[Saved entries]
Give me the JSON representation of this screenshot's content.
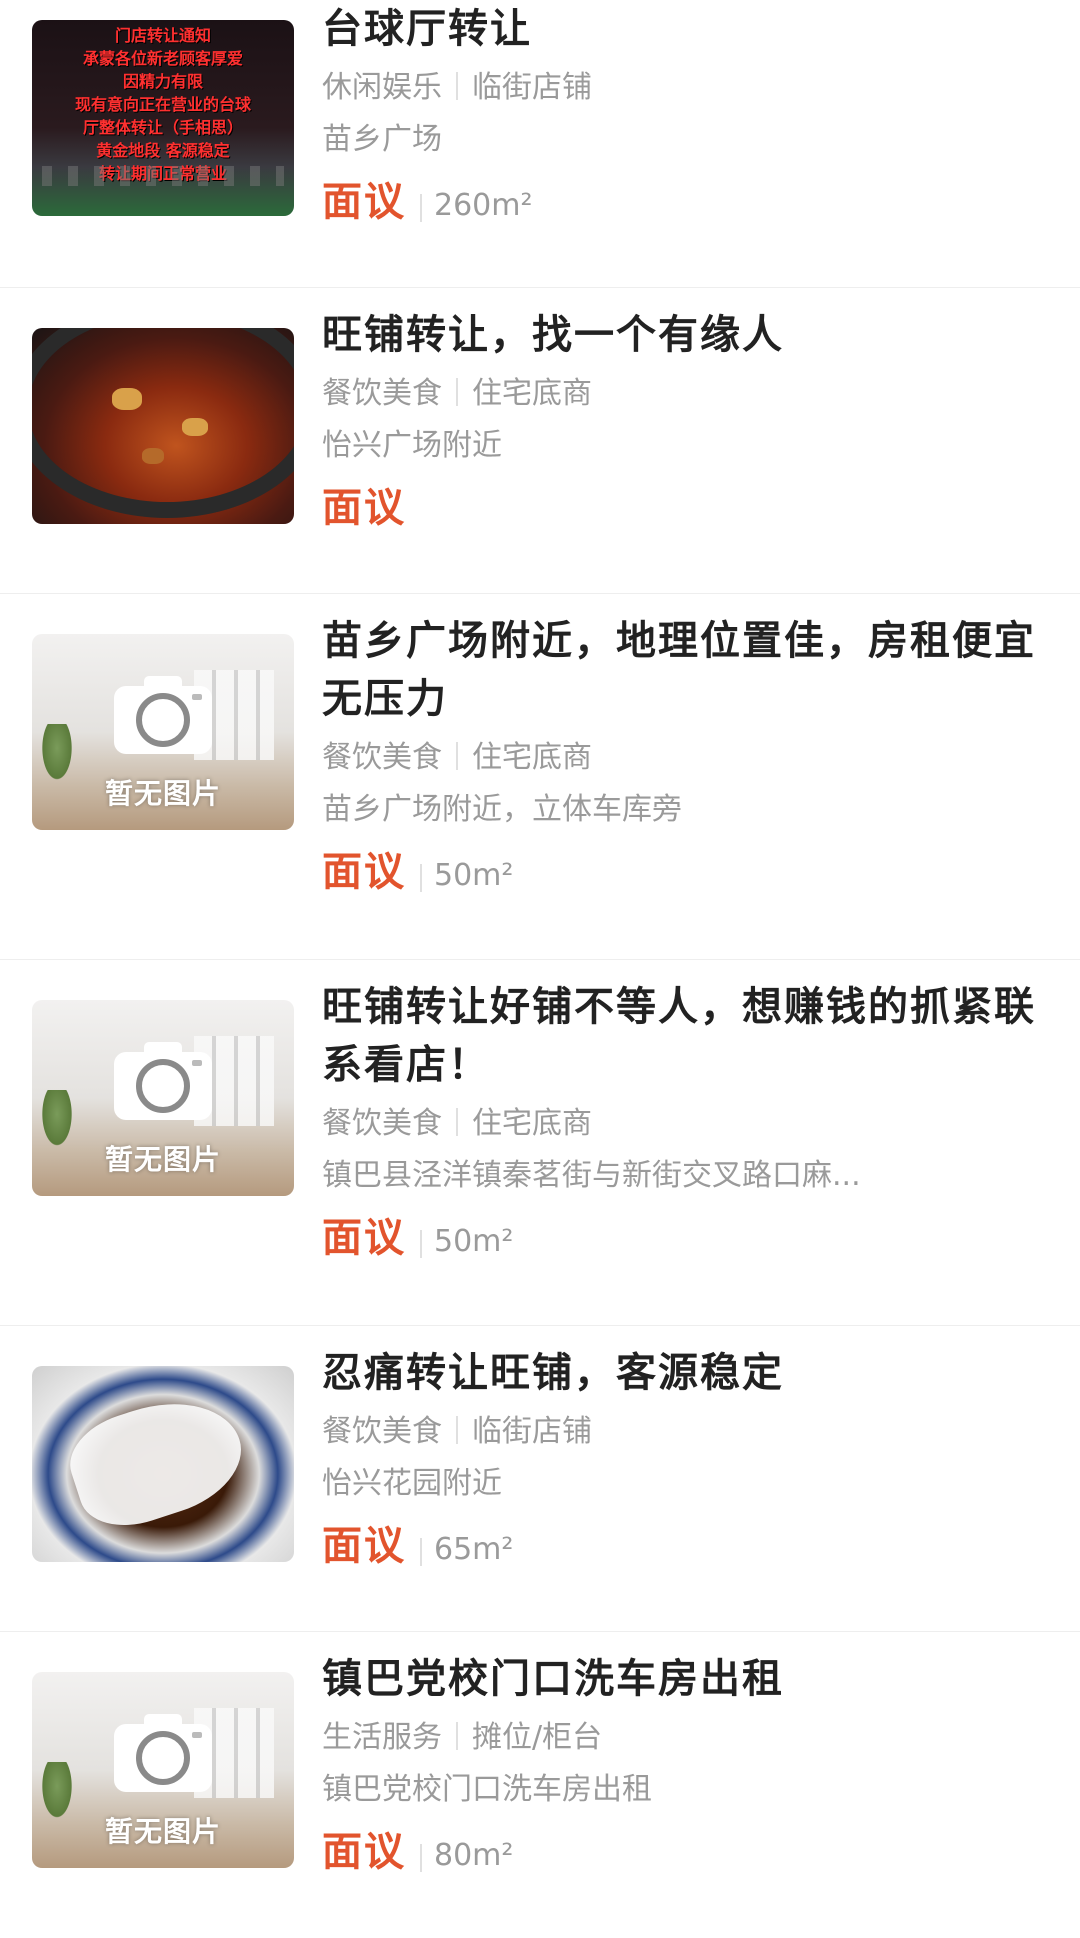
{
  "listings": [
    {
      "title": "台球厅转让",
      "category": "休闲娱乐",
      "shop_type": "临街店铺",
      "address": "苗乡广场",
      "price": "面议",
      "area": "260m²",
      "thumb": "billiard-photo",
      "thumb_text": [
        "门店转让通知",
        "承蒙各位新老顾客厚爱",
        "因精力有限",
        "现有意向正在营业的台球",
        "厅整体转让（手相思）",
        "黄金地段  客源稳定",
        "转让期间正常营业"
      ]
    },
    {
      "title": "旺铺转让，找一个有缘人",
      "category": "餐饮美食",
      "shop_type": "住宅底商",
      "address": "怡兴广场附近",
      "price": "面议",
      "area": "",
      "thumb": "hotpot-photo"
    },
    {
      "title": "苗乡广场附近，地理位置佳，房租便宜无压力",
      "category": "餐饮美食",
      "shop_type": "住宅底商",
      "address": "苗乡广场附近，立体车库旁",
      "price": "面议",
      "area": "50m²",
      "thumb": "placeholder",
      "thumb_label": "暂无图片"
    },
    {
      "title": "旺铺转让好铺不等人，想赚钱的抓紧联系看店！",
      "category": "餐饮美食",
      "shop_type": "住宅底商",
      "address": "镇巴县泾洋镇秦茗街与新街交叉路口麻...",
      "price": "面议",
      "area": "50m²",
      "thumb": "placeholder",
      "thumb_label": "暂无图片"
    },
    {
      "title": "忍痛转让旺铺，客源稳定",
      "category": "餐饮美食",
      "shop_type": "临街店铺",
      "address": "怡兴花园附近",
      "price": "面议",
      "area": "65m²",
      "thumb": "noodle-photo"
    },
    {
      "title": "镇巴党校门口洗车房出租",
      "category": "生活服务",
      "shop_type": "摊位/柜台",
      "address": "镇巴党校门口洗车房出租",
      "price": "面议",
      "area": "80m²",
      "thumb": "placeholder",
      "thumb_label": "暂无图片"
    }
  ],
  "colors": {
    "price": "#e2542d",
    "title": "#222222",
    "meta": "#9a9a9a",
    "divider": "#eeeeee"
  }
}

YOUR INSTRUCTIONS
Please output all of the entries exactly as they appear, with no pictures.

EXPECTED OUTPUT
Give me the JSON representation of this screenshot's content.
{
  "listings": [
    {
      "title": "台球厅转让",
      "category": "休闲娱乐",
      "shop_type": "临街店铺",
      "address": "苗乡广场",
      "price": "面议",
      "area": "260m²",
      "thumb": "billiard-photo",
      "thumb_text": [
        "门店转让通知",
        "承蒙各位新老顾客厚爱",
        "因精力有限",
        "现有意向正在营业的台球",
        "厅整体转让（手相思）",
        "黄金地段  客源稳定",
        "转让期间正常营业"
      ]
    },
    {
      "title": "旺铺转让，找一个有缘人",
      "category": "餐饮美食",
      "shop_type": "住宅底商",
      "address": "怡兴广场附近",
      "price": "面议",
      "area": "",
      "thumb": "hotpot-photo"
    },
    {
      "title": "苗乡广场附近，地理位置佳，房租便宜无压力",
      "category": "餐饮美食",
      "shop_type": "住宅底商",
      "address": "苗乡广场附近，立体车库旁",
      "price": "面议",
      "area": "50m²",
      "thumb": "placeholder",
      "thumb_label": "暂无图片"
    },
    {
      "title": "旺铺转让好铺不等人，想赚钱的抓紧联系看店！",
      "category": "餐饮美食",
      "shop_type": "住宅底商",
      "address": "镇巴县泾洋镇秦茗街与新街交叉路口麻...",
      "price": "面议",
      "area": "50m²",
      "thumb": "placeholder",
      "thumb_label": "暂无图片"
    },
    {
      "title": "忍痛转让旺铺，客源稳定",
      "category": "餐饮美食",
      "shop_type": "临街店铺",
      "address": "怡兴花园附近",
      "price": "面议",
      "area": "65m²",
      "thumb": "noodle-photo"
    },
    {
      "title": "镇巴党校门口洗车房出租",
      "category": "生活服务",
      "shop_type": "摊位/柜台",
      "address": "镇巴党校门口洗车房出租",
      "price": "面议",
      "area": "80m²",
      "thumb": "placeholder",
      "thumb_label": "暂无图片"
    }
  ],
  "colors": {
    "price": "#e2542d",
    "title": "#222222",
    "meta": "#9a9a9a",
    "divider": "#eeeeee"
  }
}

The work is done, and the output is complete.